[Dataset rows describing interfaces]
= = = = =

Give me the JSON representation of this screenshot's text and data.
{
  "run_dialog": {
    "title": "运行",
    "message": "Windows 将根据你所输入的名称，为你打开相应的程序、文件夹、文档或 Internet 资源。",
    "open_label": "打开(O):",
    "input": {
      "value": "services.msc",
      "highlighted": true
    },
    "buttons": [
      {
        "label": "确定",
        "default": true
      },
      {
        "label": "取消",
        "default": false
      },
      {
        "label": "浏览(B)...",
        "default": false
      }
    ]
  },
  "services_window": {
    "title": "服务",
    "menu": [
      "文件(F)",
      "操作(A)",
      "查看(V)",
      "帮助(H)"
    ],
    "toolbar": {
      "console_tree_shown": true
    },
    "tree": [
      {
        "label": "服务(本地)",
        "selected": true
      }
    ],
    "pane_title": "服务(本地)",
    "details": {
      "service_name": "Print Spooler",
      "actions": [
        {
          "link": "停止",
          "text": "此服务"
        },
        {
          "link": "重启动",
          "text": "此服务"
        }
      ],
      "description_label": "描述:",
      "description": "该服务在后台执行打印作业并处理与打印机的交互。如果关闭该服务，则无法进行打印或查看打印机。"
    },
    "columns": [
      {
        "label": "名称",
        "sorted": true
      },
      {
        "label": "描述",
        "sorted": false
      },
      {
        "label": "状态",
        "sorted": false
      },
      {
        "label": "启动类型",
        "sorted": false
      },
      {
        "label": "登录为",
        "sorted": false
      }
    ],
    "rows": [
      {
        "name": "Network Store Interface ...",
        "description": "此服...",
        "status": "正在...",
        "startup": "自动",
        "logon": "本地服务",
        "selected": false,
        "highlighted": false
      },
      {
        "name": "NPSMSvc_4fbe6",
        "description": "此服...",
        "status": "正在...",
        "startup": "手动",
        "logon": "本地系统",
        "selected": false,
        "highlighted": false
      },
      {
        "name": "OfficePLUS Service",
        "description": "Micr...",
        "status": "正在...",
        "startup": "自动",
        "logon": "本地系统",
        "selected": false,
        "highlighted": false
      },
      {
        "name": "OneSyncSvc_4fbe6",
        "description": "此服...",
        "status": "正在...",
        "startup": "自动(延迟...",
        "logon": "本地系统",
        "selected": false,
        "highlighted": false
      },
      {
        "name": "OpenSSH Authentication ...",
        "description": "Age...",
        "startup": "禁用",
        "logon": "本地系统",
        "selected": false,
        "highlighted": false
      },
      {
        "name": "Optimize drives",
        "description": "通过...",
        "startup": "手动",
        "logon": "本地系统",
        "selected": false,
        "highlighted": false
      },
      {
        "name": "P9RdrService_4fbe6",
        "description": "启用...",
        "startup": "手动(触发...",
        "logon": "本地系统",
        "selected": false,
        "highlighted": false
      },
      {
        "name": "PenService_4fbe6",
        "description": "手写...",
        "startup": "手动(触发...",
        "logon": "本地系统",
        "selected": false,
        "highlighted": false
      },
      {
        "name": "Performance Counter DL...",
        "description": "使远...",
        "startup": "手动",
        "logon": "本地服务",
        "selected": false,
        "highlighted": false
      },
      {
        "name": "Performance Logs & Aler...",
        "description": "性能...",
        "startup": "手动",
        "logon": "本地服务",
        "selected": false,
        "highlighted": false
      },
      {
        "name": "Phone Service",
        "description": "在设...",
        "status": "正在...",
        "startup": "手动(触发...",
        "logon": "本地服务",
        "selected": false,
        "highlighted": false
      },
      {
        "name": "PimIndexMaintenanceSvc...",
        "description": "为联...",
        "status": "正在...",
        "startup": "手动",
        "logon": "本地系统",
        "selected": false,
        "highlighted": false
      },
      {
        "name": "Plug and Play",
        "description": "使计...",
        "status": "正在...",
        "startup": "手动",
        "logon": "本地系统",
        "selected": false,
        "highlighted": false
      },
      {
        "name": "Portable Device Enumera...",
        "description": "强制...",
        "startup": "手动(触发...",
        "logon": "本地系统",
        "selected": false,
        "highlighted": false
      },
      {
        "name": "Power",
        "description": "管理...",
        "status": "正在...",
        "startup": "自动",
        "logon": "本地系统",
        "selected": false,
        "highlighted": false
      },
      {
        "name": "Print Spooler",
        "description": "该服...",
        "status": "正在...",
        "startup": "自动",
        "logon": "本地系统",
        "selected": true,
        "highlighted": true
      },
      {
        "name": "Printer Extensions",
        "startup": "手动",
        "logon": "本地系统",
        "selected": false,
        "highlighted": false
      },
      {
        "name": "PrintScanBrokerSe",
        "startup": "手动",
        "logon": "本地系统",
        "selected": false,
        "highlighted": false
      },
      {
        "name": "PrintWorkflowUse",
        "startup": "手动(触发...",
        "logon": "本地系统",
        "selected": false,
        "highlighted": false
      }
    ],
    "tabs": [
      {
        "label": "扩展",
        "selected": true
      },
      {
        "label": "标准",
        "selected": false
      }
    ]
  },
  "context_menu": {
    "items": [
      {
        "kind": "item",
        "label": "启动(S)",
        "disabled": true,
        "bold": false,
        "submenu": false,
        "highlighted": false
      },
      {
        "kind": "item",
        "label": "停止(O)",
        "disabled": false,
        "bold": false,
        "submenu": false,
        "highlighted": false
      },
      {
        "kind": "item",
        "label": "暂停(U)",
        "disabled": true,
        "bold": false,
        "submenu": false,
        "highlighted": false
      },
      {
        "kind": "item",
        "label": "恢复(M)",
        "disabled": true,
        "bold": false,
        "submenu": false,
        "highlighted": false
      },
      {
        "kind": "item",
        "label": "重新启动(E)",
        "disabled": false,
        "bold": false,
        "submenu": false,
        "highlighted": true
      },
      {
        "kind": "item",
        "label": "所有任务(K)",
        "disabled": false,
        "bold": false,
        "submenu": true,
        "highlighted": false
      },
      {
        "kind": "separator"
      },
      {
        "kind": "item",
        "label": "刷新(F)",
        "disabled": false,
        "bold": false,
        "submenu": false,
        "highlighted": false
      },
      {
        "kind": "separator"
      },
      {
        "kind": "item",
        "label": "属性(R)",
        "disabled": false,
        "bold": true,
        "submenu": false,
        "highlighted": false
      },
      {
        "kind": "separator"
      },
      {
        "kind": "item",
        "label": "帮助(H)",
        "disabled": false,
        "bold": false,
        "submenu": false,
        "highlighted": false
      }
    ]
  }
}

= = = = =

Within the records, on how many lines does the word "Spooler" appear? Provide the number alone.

**Task result:**
2